This week I read an article from Deaf Echo (http:/deafecho.com/2012/02/signlanguage-interpreters-in-mainstream-classrooms-heartbroken-and-gagged/) by Gina
Oliva, the author of Alone in the Mainstream about s
This week we learned more about the definitions and different identities
associated with the words deaf and disability. We discussed why most of society views
being deaf as having a disability. Societal const
Something I was looking into this week was the educational protocol for inclusion
programs within K-12 education departments for deaf and hard-of-hearing students. I
think one of the main problems is that the
Book Reaction Paper
Alone No More: Book Reaction of Gina Olivas Alone in the Mainstream
To some, the world can seem an unforgiving place. Differences are mocked and
shunned. Now imagine being different and being cut off f
(b) Statutory Definition - With respect to an individual, the term "disability" means
(A) a physical or mental impairment that substantially limits one or more of the major
life activities of such individual;
(B) a record of such an impairment; or
Week 4 Vocabulary
1. Blank face
5. Mad, angry
8. Scared, afraid
13. Why, because
14. What for?
15. How many?
Week 1 Vocabulary
41. Again, repeat
22. What is your name?
2. Whats up?
23. My name is
42. To sign, sign
3. How are you?
4. I am fine.
25. What is your name?
Firstly Id like to say that the sign language I am learning in this class is greatly helping
me communicate with some of the children with whom I volunteer who have severe autism. I
knew a couple of signs be
Being an interpreter is a much harder job than I had ever thought. I was unaware
of just how challenging it was to translate and then vocalize ASL fluently. I have learned
a lot about the proper interpreter e
This week in ASL 311 I learned about deaf history starting in 347 B.C. with Plato and his
theory of innate intelligence to present day including how American Sign Language was
developed and where it comes fr
This week we had a guest speaker, Sharon Meyers, who told us about her

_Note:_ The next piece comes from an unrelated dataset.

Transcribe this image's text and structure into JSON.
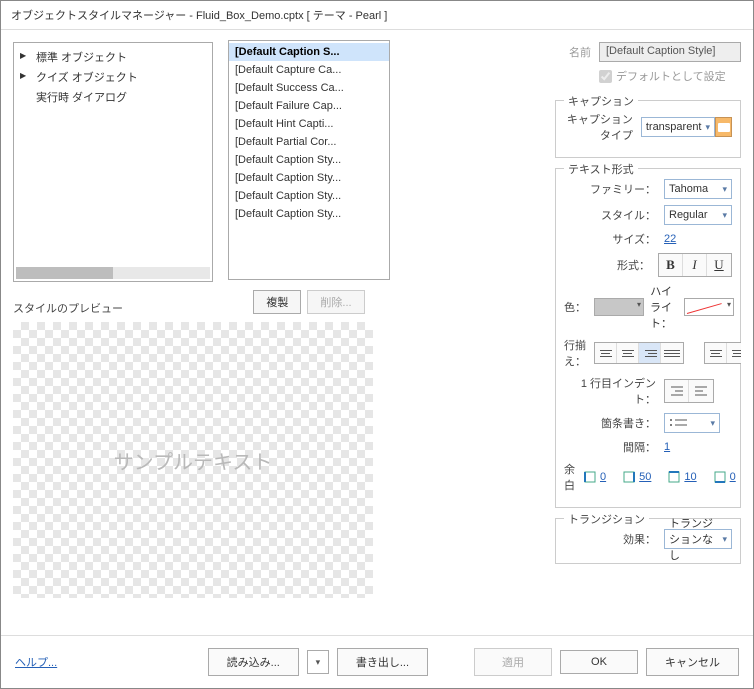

experience losing her hearing, coming out to her parents as deaf and gay, and about her
long road to an education. In many ways, Sharons